Sunday, 18 October 2015

Knowing the cost of each vocation but the value of none

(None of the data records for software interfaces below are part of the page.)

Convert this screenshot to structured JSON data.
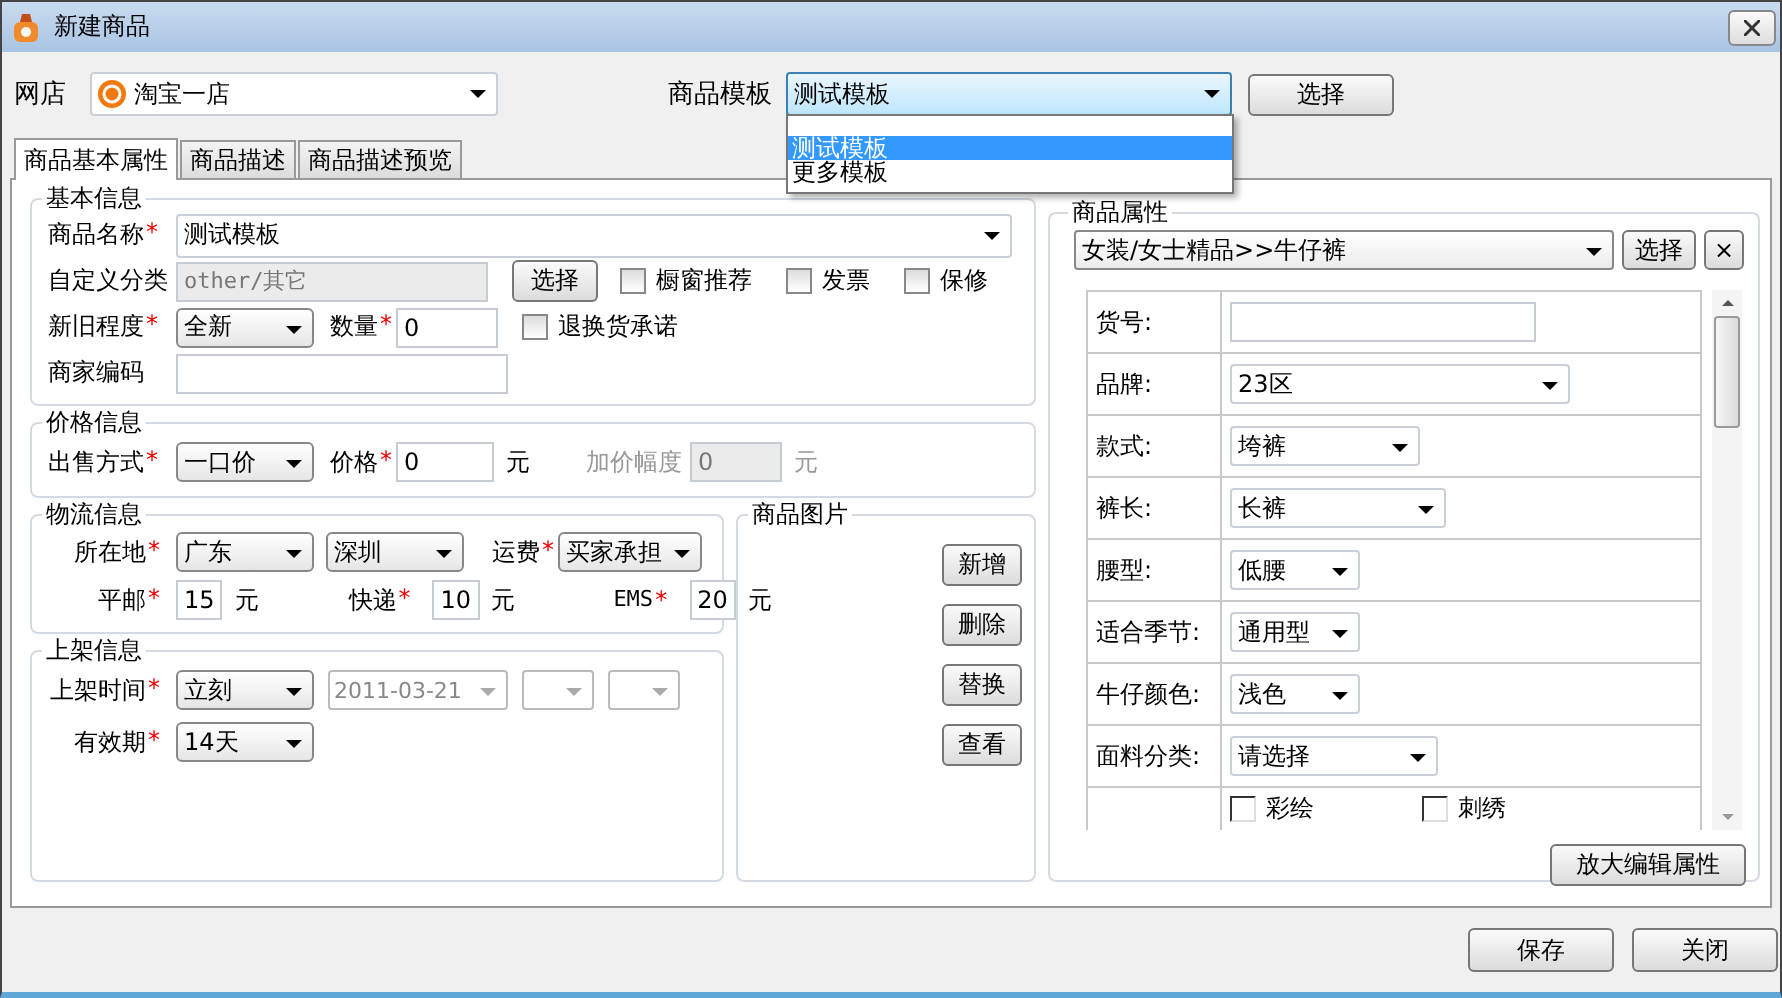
{
  "window": {
    "title": "新建商品"
  },
  "shop": {
    "label": "网店",
    "value": "淘宝一店"
  },
  "template": {
    "label": "商品模板",
    "value": "测试模板",
    "button": "选择",
    "dropdown": [
      {
        "label": "测试模板",
        "selected": true
      },
      {
        "label": "更多模板",
        "selected": false
      }
    ]
  },
  "tabs": [
    {
      "label": "商品基本属性",
      "selected": true
    },
    {
      "label": "商品描述",
      "selected": false
    },
    {
      "label": "商品描述预览",
      "selected": false
    }
  ],
  "basic_info": {
    "title": "基本信息",
    "name": {
      "label": "商品名称",
      "mark": "*",
      "value": "测试模板"
    },
    "category": {
      "label": "自定义分类",
      "value": "other/其它",
      "disabled": true,
      "button": "选择"
    },
    "options": [
      {
        "label": "橱窗推荐",
        "checked": false
      },
      {
        "label": "发票",
        "checked": false
      },
      {
        "label": "保修",
        "checked": false
      }
    ],
    "condition": {
      "label": "新旧程度",
      "mark": "*",
      "value": "全新"
    },
    "quantity": {
      "label": "数量",
      "mark": "*",
      "value": "0"
    },
    "return_promise": {
      "label": "退换货承诺",
      "checked": false
    },
    "merchant_code": {
      "label": "商家编码"
    }
  },
  "price_info": {
    "title": "价格信息",
    "sale_method": {
      "label": "出售方式",
      "mark": "*",
      "value": "一口价"
    },
    "price": {
      "label": "价格",
      "mark": "*",
      "value": "0",
      "unit": "元"
    },
    "increment": {
      "label": "加价幅度",
      "value": "0",
      "unit": "元",
      "disabled": true
    }
  },
  "logistics": {
    "title": "物流信息",
    "location": {
      "label": "所在地",
      "mark": "*",
      "province": "广东",
      "city": "深圳"
    },
    "freight": {
      "label": "运费",
      "mark": "*",
      "value": "买家承担"
    },
    "fees": [
      {
        "label": "平邮",
        "mark": "*",
        "value": "15",
        "unit": "元"
      },
      {
        "label": "快递",
        "mark": "*",
        "value": "10",
        "unit": "元"
      },
      {
        "label": "EMS",
        "mark": "*",
        "value": "20",
        "unit": "元"
      }
    ]
  },
  "listing": {
    "title": "上架信息",
    "time": {
      "label": "上架时间",
      "mark": "*",
      "value": "立刻",
      "date": "2011-03-21",
      "disabled": true
    },
    "validity": {
      "label": "有效期",
      "mark": "*",
      "value": "14天"
    }
  },
  "images": {
    "title": "商品图片",
    "buttons": [
      "新增",
      "删除",
      "替换",
      "查看"
    ]
  },
  "attributes": {
    "title": "商品属性",
    "category": "女装/女士精品>>牛仔裤",
    "button": "选择",
    "clear": "×",
    "rows": [
      {
        "label": "货号:",
        "kind": "text"
      },
      {
        "label": "品牌:",
        "kind": "select",
        "value": "23区"
      },
      {
        "label": "款式:",
        "kind": "select",
        "value": "垮裤"
      },
      {
        "label": "裤长:",
        "kind": "select",
        "value": "长裤"
      },
      {
        "label": "腰型:",
        "kind": "select",
        "value": "低腰"
      },
      {
        "label": "适合季节:",
        "kind": "select",
        "value": "通用型"
      },
      {
        "label": "牛仔颜色:",
        "kind": "select",
        "value": "浅色"
      },
      {
        "label": "面料分类:",
        "kind": "select",
        "value": "请选择"
      },
      {
        "kind": "checkboxes",
        "options": [
          {
            "label": "彩绘",
            "checked": false
          },
          {
            "label": "刺绣",
            "checked": false
          }
        ]
      }
    ]
  },
  "enlarge_button": "放大编辑属性",
  "buttons": [
    "保存",
    "关闭"
  ]
}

Junior doctors should be supported in anger at what are proposed cuts to their income. But it reminds me that their London protest march is in respect of income drops that pale into insignificance compared to that which has been visited upon the Bar. The sacrifices made by those called to vocational life were once valued and of value to the very fabric of our community. No longer. Instead the lure of a Calling is now but a basis upon which the government believes we will maintain our professional standards and, in the face of the most draconian cuts, continue to give as selflessly as humanly possible to our cause. The government believe that regardless of slashed incomes no barrister would be less than 100% committed to his case; that no doctor would do less than 100% in saving a life. And the government is right because it is axiomatic that vocations are not jobs we choose. Rather we are chosen - or 'called'. But in slashing income and demoralising those tirelessly helping, in one way or another, each and every person in this country, the government might see a falling in Calling far more damaging to the society all vocations seek to protect, serve and preserve; there is no cost saving worth the cost of a lost life, the cost of a life lost to a miscarriage of justice. Great Britain's system of law, it's practice of medicine, it's excellence in teaching - these vocational callings were what made Britain great and by these pillars of civilisation we were the envy of the world. Now it seems better to practice elsewhere and many of our vocational graduates pursue callings abroad. I have read recently that even my former pupil 'Judge Rinder' is leaving for America! Its an irony that the way of this reality show might show reality the way. But who am I to judge?